Congressman Bob Goodlatte (R-Virginia) recently introduced legislation to create an H-2C work visa program for agricultural workers called the Agricultural Guestworker Act (“AG Act”).
The AG Act seeks to replace the H-2A visa program by creating an H-2C visa for foreign laborers who engage in agricultural or forestry related labor and would likely loosen regulations that apply to agribusiness entities needing foreign labor.

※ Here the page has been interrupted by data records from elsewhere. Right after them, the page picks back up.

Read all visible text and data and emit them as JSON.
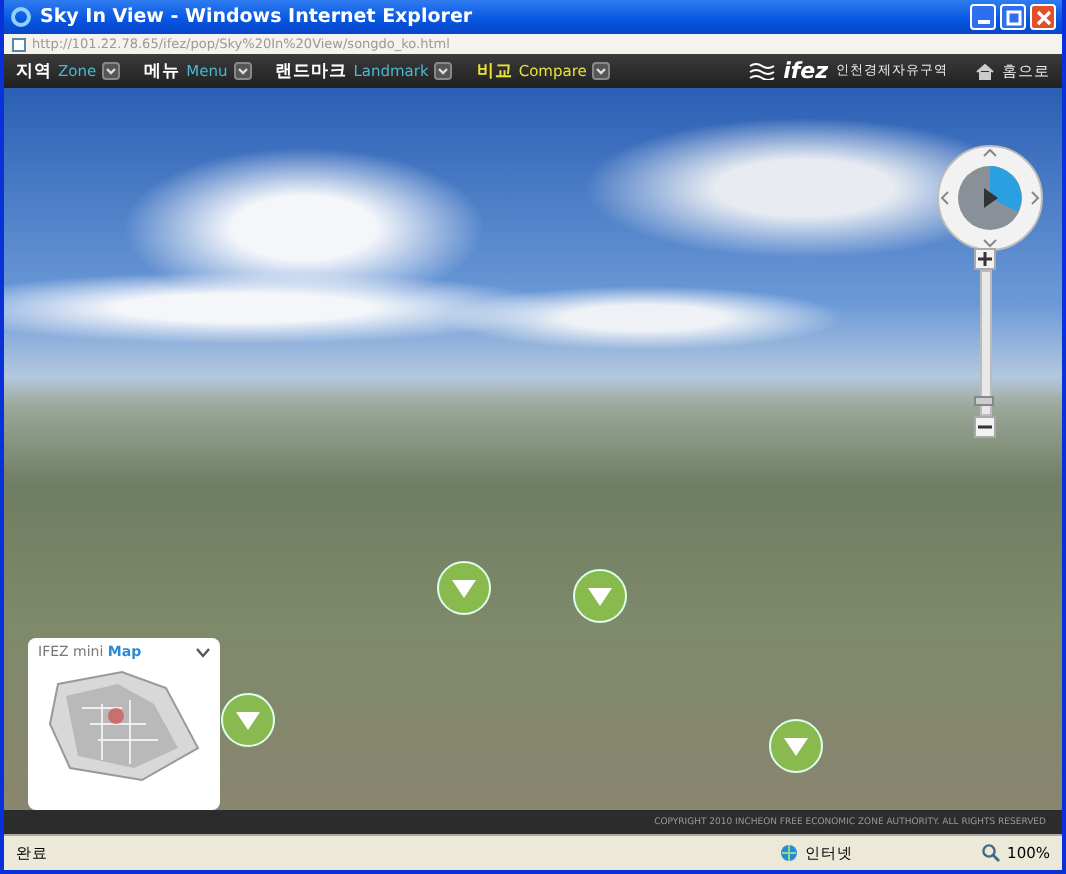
{
  "window": {
    "title": "Sky In View - Windows Internet Explorer"
  },
  "address_bar": {
    "url": "http://101.22.78.65/ifez/pop/Sky%20In%20View/songdo_ko.html"
  },
  "nav_menu": [
    {
      "label": "지역",
      "sublabel": "Zone",
      "selected": false
    },
    {
      "label": "메뉴",
      "sublabel": "Menu",
      "selected": false
    },
    {
      "label": "랜드마크",
      "sublabel": "Landmark",
      "selected": false
    },
    {
      "label": "비교",
      "sublabel": "Compare",
      "selected": true
    }
  ],
  "brand": {
    "logo": "ifez",
    "tagline": "인천경제자유구역"
  },
  "home_link": "홈으로",
  "zoom": {
    "level": 0.05
  },
  "minimap": {
    "title": "IFEZ mini",
    "title_accent": "Map"
  },
  "footer": {
    "copyright": "COPYRIGHT 2010 INCHEON FREE ECONOMIC ZONE AUTHORITY. ALL RIGHTS RESERVED"
  },
  "status_bar": {
    "status": "완료",
    "zone": "인터넷",
    "zoom": "100%"
  }
}
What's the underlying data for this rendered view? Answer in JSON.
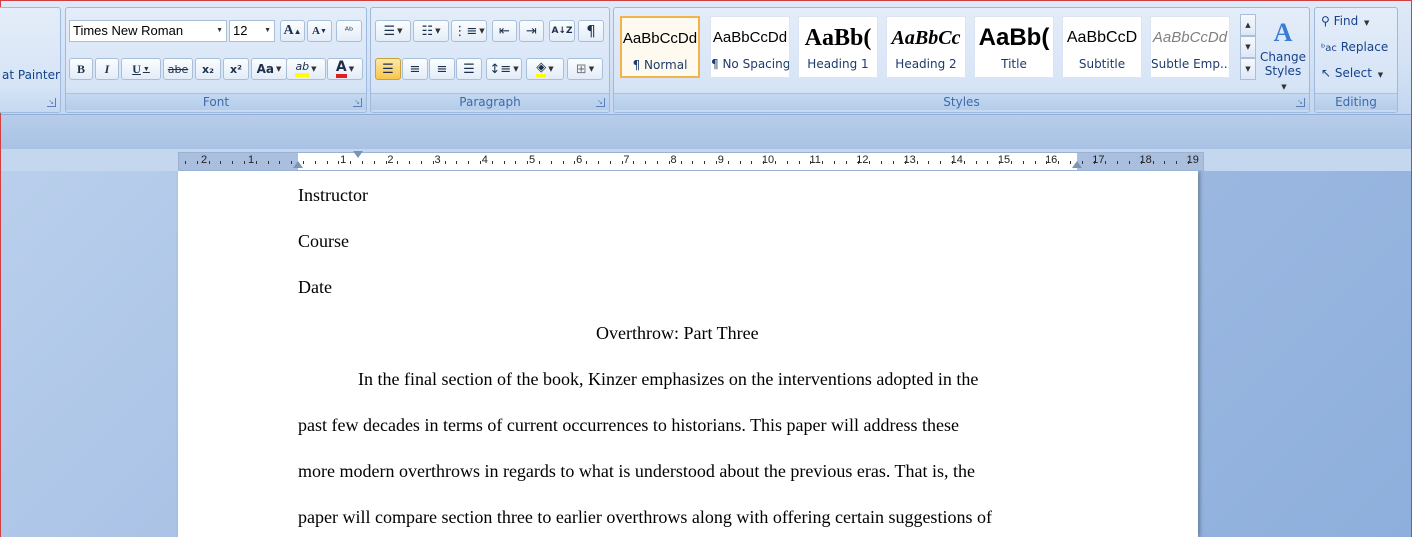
{
  "clipboard": {
    "format_painter_label": "at Painter"
  },
  "font": {
    "group_label": "Font",
    "font_name": "Times New Roman",
    "font_size": "12",
    "grow_label": "A",
    "shrink_label": "A",
    "clear_label": "ᴬᵇ",
    "bold_label": "B",
    "italic_label": "I",
    "underline_label": "U",
    "strike_label": "abe",
    "subscript_label": "x₂",
    "superscript_label": "x²",
    "case_label": "Aa",
    "highlight_label": "ab",
    "color_label": "A"
  },
  "paragraph": {
    "group_label": "Paragraph",
    "sort_label": "A↓Z",
    "pilcrow_label": "¶"
  },
  "styles": {
    "group_label": "Styles",
    "items": [
      {
        "preview": "AaBbCcDd",
        "name": "¶ Normal"
      },
      {
        "preview": "AaBbCcDd",
        "name": "¶ No Spacing"
      },
      {
        "preview": "AaBb(",
        "name": "Heading 1"
      },
      {
        "preview": "AaBbCc",
        "name": "Heading 2"
      },
      {
        "preview": "AaBb(",
        "name": "Title"
      },
      {
        "preview": "AaBbCcD",
        "name": "Subtitle"
      },
      {
        "preview": "AaBbCcDd",
        "name": "Subtle Emp..."
      }
    ],
    "change_styles_line1": "Change",
    "change_styles_line2": "Styles"
  },
  "editing": {
    "group_label": "Editing",
    "find_label": "Find",
    "replace_label": "Replace",
    "select_label": "Select"
  },
  "ruler": {
    "left_numbers": [
      "2",
      "1"
    ],
    "right_numbers": [
      "1",
      "2",
      "3",
      "4",
      "5",
      "6",
      "7",
      "8",
      "9",
      "10",
      "11",
      "12",
      "13",
      "14",
      "15",
      "16",
      "17",
      "18",
      "19"
    ]
  },
  "document": {
    "lines": [
      "Instructor",
      "Course",
      "Date",
      "Overthrow: Part Three",
      "In the final section of the book, Kinzer emphasizes on the interventions adopted in the",
      "past few decades in terms of current occurrences to historians. This paper will address these",
      "more modern overthrows in regards to what is understood about the previous eras. That is, the",
      "paper will compare section three to earlier overthrows along with offering certain suggestions of"
    ]
  },
  "colors": {
    "highlight": "#ffff00",
    "font_color": "#e02020",
    "selected_style_border": "#f0b44a"
  }
}
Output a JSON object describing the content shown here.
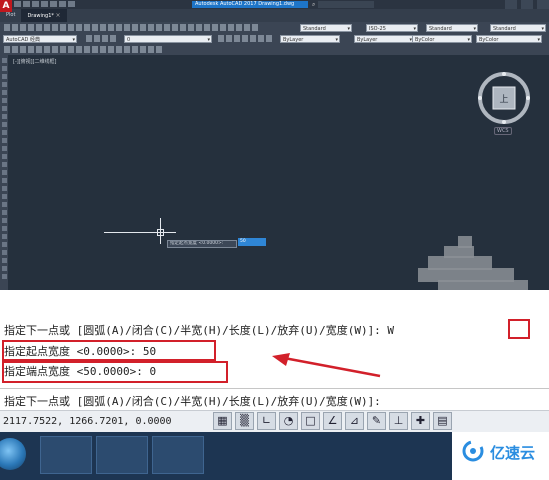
{
  "app": {
    "logo_letter": "A",
    "title": "Autodesk AutoCAD 2017  Drawing1.dwg"
  },
  "tabs": [
    {
      "label": "Plot"
    },
    {
      "label": "Drawing1*",
      "active": true
    }
  ],
  "toolbar": {
    "workspace": "AutoCAD 经典",
    "text_style": "Standard",
    "dim_style": "ISO-25",
    "table_style": "Standard",
    "multileader_style": "Standard",
    "layer": "0",
    "color": "ByLayer",
    "linetype": "ByLayer",
    "lineweight": "ByColor"
  },
  "viewport": {
    "label": "[-][俯视][二维线框]",
    "viewcube_face": "上",
    "wcs": "WCS"
  },
  "dynamic_input": {
    "prompt": "指定起点宽度 <0.0000>:",
    "value": "50"
  },
  "command_history": {
    "line1": "指定下一点或 [圆弧(A)/闭合(C)/半宽(H)/长度(L)/放弃(U)/宽度(W)]: W",
    "line2": "指定起点宽度 <0.0000>: 50",
    "line3": "指定端点宽度 <50.0000>: 0",
    "prompt_line": "指定下一点或 [圆弧(A)/闭合(C)/半宽(H)/长度(L)/放弃(U)/宽度(W)]:"
  },
  "status_bar": {
    "coordinates": "2117.7522, 1266.7201, 0.0000",
    "icons": [
      "model-space-icon",
      "grid-icon",
      "ortho-icon",
      "polar-icon",
      "osnap-icon",
      "otrack-icon",
      "dynamic-ucs-icon",
      "dynamic-input-icon",
      "lineweight-icon",
      "crosshair-icon",
      "calculator-icon"
    ]
  },
  "watermark": {
    "text": "亿速云",
    "color": "#2a8de0"
  },
  "colors": {
    "canvas": "#25303d",
    "highlight": "#d2202a",
    "accent": "#1e75c8"
  }
}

The AG Act is currently in the mark-up phase with the House Judiciary Committee, and if passed, would usher in massive regulatory changes for farmers and agribusiness entities that rely on foreign labor. Under the Ag Act, the U.S. Department of Agriculture would control agricultural and forestry related visas instead of the U.S. Department of Labor and United States Citizenship and Immigrations Services. It would also allow foreign laborers who receive H-2C visas to work in agriculture and forestry for 18 months when employed in a job that is temporary or seasonal. When the work is not temporary or seasonal, an H-2C nonimmigrant could obtain employment authorization for up to 36 months. In all cases, U.S. employers would have to first attempt to recruit U.S. workers before hiring any H-2C foreign laborer.